This might help. It is a Hertzsprung Russell diagram created for the closest 1000 stars to the Sun, according to the 3rd catalogue of nearby stars by Gliese and Jahreiss (1991 http://cdsarc.u-strasbg.fr/viz-bin/Cat?V/70A ). I have labelled it with spectral types.
Although this catalogue is now getting a bit dated and there are now (smaller) catalogues of very nearby stars that are more complete, it still provides a pretty good census of the relative proportions of stars in the disk of our Galaxy near the Sun.
The wikipedia results you refer to tally quite well with the main sequence stars that dominate this plot. About 6% of the sample are white dwarfs, though this might be a lower limit because the Gliese and Jahreiss catalogue becomes demonstrably incomplete for an absolute V magnitude greater than 11. Less than 1% of the sample are evolved (sub)giants. There are no red (M-type) giants, so their occurrence rate must be smaller than a few in a thousand. It is difficult to provide a larger census because it is difficult to estimate the distance to stars outside of the solar neighbourhood.

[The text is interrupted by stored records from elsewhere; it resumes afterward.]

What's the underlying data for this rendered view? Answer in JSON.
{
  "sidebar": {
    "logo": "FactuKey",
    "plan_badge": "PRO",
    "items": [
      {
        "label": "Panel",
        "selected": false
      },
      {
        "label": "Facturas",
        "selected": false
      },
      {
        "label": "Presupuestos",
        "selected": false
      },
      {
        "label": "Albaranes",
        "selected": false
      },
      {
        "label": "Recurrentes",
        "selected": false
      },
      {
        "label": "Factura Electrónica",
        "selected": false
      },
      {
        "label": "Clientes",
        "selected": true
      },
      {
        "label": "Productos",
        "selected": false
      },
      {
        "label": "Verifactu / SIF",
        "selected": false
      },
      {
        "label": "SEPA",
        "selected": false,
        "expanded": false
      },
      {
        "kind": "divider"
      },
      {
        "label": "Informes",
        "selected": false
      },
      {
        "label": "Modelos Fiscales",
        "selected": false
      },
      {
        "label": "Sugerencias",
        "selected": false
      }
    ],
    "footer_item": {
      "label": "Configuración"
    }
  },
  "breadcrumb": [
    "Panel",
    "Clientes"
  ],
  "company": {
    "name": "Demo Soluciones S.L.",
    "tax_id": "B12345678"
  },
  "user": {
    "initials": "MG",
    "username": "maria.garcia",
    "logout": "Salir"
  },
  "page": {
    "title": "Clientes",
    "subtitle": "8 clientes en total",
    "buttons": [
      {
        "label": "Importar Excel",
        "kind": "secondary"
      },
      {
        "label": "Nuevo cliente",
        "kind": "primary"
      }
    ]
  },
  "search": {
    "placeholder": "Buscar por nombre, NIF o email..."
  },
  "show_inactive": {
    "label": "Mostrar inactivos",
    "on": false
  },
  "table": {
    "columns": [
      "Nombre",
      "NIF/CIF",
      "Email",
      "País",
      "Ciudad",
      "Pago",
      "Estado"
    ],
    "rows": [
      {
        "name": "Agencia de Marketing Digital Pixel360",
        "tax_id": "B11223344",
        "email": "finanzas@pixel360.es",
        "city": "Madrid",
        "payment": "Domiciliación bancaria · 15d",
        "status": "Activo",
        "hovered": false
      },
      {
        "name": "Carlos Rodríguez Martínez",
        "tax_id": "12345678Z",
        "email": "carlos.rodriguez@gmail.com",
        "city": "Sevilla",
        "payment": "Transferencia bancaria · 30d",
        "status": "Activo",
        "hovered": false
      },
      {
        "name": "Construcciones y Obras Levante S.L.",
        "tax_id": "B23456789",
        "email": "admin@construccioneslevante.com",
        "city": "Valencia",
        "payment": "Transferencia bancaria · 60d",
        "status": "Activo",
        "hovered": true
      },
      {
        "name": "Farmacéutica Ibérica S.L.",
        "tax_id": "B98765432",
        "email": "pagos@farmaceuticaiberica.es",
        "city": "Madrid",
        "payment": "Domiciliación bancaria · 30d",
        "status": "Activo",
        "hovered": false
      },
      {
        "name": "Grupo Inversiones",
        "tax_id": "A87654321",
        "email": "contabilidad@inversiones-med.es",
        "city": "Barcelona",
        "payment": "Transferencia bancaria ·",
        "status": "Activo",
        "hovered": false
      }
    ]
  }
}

In more distant populations (bulge, globular clusters etc.) the problems can be simultaneously easier and more difficult. Often you can assume all the stars you are looking at are more-or-less at the same distance, but you have problems with contamination and also that you just can't see the faint stars. The mix of spectral types depends on (i) the initial distribution of masses for stars born in these environments and (ii) the age distribution of the population (and also to a lesser extent on chemical composition). There is some evidence that initial mass distributions vary in the bulge and globular clusters from that in the disk, and the age distributions are certainly different. But the statement that the vast majority of stars are on the main sequence and heavily weighted to masses much lower than the Sun is still true.
The new Gaia satellite astrometry mission (first results in about 2 years from now) will sort many of these questions out because it will measure the distance to a billion stars with $V<20$.
[An addendum, in the light of the comment from the question writer:
I understand the interest is in simulating the appearance of the Galaxy or at least representing its bulk light. To do this, then a modelling procedure might be the best way to go, but using a model that has been well tested against populations in our own Galaxy. A couple of possibilities occur to me.
The first is "Trilegal" - see Girardi et al. (2005) http://adsabs.harvard.edu/abs/2005A%26A...436..895G
- which will simulate photometry for any stellar field by combining mass functions, age distributions and stellar evolutionary models to provide Monte-Carlo HR diagrams like the one in my picture.
The second is the Besancon Galaxy model. This again offers the possibility of generating model HR diagrams and is possibly something you could make more progress with as they offer a web interface. They also show some faked Galaxy images generated from the model which I guess is very clse to what you are trying to do...